There are calls for the Government to put its new freshwater regulations on hold as the country braces for the worst of the COVID-19 fallout.
The new rules, announced last week, are aimed at clearing up the nation's lakes and rivers and introduce a raft of measures to stop farm run-off entering waterways.
A funding package of $700 million was earmarked to help the primary sector and other groups implement the changes.
But ACT leader David Seymour says now is not the time for new regulations.
"Farmers have been some of this country's heroes during Covid-19," Seymour said on Wednesday.
"The rural sector got us through the lockdown. The Government is now repaying them with more stringent freshwater regulations that will cost jobs and add pressure to our rural communities."
Seymour said the new rules would create uncertainty for the sector, and now was the "worst possible time" to introduce the changes.

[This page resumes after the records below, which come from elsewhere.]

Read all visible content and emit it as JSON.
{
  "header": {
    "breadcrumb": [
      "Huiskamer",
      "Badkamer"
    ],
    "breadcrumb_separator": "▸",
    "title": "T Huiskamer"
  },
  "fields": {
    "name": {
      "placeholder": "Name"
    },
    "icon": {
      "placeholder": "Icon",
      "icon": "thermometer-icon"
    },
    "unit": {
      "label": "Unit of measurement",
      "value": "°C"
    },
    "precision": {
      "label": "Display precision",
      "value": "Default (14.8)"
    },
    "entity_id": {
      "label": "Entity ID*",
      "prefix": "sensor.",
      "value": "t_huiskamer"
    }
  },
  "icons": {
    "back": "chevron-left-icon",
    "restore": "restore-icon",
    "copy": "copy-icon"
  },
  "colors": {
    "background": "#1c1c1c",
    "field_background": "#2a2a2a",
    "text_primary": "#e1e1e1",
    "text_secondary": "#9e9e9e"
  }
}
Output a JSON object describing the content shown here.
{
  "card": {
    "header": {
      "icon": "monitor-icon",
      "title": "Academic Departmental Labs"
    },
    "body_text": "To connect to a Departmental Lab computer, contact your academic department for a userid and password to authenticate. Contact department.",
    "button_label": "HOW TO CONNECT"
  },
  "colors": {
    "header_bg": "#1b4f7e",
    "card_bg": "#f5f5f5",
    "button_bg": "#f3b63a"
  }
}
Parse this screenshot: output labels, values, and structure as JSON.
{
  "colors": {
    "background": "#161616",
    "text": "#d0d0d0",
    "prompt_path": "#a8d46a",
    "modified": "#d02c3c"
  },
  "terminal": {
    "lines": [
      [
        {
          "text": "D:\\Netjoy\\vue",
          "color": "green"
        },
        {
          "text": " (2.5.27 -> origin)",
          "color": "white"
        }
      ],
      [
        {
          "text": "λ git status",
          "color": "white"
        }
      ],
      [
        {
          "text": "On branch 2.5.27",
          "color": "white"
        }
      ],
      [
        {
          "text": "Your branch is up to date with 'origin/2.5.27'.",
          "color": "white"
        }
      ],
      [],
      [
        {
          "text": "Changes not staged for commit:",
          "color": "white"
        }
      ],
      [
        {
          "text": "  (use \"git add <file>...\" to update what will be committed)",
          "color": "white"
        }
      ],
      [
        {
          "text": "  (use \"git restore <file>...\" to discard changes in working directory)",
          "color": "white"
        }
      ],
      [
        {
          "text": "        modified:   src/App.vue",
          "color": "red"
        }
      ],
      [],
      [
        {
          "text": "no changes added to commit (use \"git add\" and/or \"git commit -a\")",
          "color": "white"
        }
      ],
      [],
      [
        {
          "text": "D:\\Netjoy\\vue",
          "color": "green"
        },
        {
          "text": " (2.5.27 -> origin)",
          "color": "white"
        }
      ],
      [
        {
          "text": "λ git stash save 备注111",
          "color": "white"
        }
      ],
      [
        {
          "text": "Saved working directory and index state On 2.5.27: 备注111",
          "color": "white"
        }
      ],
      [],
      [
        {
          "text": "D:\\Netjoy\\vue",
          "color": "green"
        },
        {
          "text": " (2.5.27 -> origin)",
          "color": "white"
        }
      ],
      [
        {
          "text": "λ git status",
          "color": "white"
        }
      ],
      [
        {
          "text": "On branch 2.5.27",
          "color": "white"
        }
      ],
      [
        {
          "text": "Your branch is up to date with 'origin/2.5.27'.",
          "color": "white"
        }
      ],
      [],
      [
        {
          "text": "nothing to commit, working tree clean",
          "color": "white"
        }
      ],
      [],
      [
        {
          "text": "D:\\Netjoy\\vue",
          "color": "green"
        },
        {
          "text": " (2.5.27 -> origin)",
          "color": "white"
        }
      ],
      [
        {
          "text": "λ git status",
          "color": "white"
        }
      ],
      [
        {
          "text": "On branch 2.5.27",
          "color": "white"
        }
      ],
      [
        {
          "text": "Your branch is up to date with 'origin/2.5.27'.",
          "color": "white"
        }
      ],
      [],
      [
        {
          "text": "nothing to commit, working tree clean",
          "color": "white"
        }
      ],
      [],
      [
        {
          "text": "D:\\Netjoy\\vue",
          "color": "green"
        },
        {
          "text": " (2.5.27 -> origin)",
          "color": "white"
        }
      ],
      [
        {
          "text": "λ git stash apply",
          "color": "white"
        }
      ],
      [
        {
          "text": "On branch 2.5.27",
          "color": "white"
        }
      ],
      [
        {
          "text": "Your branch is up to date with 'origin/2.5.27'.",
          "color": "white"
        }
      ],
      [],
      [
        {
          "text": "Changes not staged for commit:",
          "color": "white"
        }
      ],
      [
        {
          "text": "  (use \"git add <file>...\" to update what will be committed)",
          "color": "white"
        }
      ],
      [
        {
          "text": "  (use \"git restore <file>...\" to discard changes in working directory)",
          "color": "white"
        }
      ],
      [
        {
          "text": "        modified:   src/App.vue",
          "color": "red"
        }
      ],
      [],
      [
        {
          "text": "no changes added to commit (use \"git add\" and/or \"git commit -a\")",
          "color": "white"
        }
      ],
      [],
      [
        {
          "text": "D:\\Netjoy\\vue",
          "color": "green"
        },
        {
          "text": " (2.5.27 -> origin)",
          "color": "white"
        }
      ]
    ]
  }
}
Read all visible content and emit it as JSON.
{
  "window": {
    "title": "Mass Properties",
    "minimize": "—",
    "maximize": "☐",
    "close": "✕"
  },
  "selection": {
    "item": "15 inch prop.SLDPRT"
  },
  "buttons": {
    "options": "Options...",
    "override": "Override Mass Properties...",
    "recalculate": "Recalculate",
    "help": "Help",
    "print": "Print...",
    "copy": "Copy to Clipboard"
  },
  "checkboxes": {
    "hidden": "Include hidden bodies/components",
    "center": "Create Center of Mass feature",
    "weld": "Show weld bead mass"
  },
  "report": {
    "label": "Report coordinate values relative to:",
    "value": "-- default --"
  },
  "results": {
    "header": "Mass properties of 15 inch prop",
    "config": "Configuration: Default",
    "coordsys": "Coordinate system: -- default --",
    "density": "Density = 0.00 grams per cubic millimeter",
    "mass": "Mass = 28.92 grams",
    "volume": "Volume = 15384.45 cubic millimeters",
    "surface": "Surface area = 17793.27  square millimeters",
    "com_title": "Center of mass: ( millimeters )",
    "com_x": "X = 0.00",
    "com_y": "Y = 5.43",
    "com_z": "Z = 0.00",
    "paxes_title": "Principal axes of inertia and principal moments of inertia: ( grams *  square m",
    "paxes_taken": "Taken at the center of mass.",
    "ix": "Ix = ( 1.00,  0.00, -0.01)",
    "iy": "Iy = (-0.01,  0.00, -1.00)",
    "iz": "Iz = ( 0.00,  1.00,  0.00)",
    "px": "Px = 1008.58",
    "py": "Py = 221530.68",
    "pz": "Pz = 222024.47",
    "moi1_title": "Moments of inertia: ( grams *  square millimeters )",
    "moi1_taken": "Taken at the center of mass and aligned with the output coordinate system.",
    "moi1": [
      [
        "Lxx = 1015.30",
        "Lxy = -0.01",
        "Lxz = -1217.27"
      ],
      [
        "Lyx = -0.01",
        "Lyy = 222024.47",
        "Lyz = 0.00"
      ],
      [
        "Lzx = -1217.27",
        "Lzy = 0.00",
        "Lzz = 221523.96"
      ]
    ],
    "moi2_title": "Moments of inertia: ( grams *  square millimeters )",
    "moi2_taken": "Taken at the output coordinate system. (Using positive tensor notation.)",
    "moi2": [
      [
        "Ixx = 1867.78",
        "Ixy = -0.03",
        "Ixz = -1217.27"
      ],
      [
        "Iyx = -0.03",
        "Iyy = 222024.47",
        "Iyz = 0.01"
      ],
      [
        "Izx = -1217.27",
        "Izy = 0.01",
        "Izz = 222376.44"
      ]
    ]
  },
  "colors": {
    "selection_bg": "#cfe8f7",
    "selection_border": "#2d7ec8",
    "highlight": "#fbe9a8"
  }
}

"The Ministry for the Environment's own analysis says that job losses and mental health pressures will result from new freshwater regulations. New costs on farmers will be passed through to consumers, and ratepayers will be required to pick up the new costs faced by councils."
He said the regulations should be put on pause until the country is out of recession.
"The rural sector has been one of the whipping boys of this Government, with the passage of the Zero Carbon Act and now freshwater regulations."
The changes came after a consultation period last year that received more than 17,500 submissions.
While the rural sector in general reacted positively to the new regulations - many of which don't need to be implemented until 2023 - there was some disagreement over a proposal to implement a national bottom line for dissolved inorganic nitrogen (DIN) in waterways.
Environmentalists say such a bottomline is crucial for protecting the health of the ecosystem, but farmers say it's not practical and disagree with the standard that has been proposed.
A decision on the DIN bottomline was delayed for 12 months, in order to allow for enough time to complete a thorough review of its economic and environmental impacts.